Uzbekistan's latest tyranny has backed the United States into a diplomatic corner. Mr. Karimov has been a valuable ally in the war on terror, allowing a U.S. air base on his soil for use in the Afghanistan war, which has scaled back operations since the crackdown. While the West quickly condemned the May 13 slaughter, Washington hesitated for days to join in protest. State Department and other federal bodies have long criticized Uzbekistan's human-rights abuses, but the United States has so far declined to act tough.
Meanwhile, any revolution in Uzbekistan will likely be violent, unlike the heartwarming and bloodless turnovers in Georgia and Ukraine. Who would replace Mr. Karimov is an unanswered question; the democratic opposition is splintered and exiled, with no one charismatic chief to lead the charge. "There's a strong struggle between the minister of the interior and the minister of the security services," said Adolat Najimova, director of Radio Free Europe's Uzbek service. "If one of them comes to power it will basically remain the same. The only hope is that democratic forces will unite."
The Andijan uprising sparked riots in another Fergana Valley town, Korasuv, which briefly caused government forces to flee. Residents re-opened a bridge closed two years ago leading across the border to a Kyrgyzstan bazaar. By May 19, however, Uzbek forces had regained control and arrested local rebel leader Bakhtiyor Rakhimov. But hundreds of refugees have been fleeing through border towns into Kyrgyzstan pleading for asylum.

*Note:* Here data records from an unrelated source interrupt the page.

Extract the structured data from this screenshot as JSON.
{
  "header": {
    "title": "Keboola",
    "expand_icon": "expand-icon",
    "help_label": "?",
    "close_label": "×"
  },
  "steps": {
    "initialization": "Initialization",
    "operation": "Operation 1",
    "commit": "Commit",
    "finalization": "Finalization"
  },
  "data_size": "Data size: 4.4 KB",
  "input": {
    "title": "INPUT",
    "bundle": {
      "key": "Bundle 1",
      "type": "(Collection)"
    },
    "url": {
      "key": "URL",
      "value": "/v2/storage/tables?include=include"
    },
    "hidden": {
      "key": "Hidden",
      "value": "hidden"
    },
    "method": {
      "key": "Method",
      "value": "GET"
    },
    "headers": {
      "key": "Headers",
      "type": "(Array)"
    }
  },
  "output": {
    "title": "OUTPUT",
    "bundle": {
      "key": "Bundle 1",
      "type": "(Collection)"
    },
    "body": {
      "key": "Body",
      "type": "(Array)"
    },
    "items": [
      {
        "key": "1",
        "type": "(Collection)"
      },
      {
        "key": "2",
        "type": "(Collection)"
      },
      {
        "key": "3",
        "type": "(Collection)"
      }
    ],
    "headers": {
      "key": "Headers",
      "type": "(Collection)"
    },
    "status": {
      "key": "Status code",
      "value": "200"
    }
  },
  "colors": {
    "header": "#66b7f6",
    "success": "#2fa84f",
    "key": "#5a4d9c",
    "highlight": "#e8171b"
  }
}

For now Mr. Karimov is resisting international calls for an independent investigation, largely barring diplomats, journalists, and human-rights researchers from the restive cities. Nonetheless, the development worker in Tashkent believes that Uzbekistan has reached a turning point. "I think this changes everything," he said. "If the government doesn't change its tactics-and I don't have any indication that they will-we are in for one hell of a struggle. It is a watershed moment most definitely. The long hot summer ahead will be most interesting."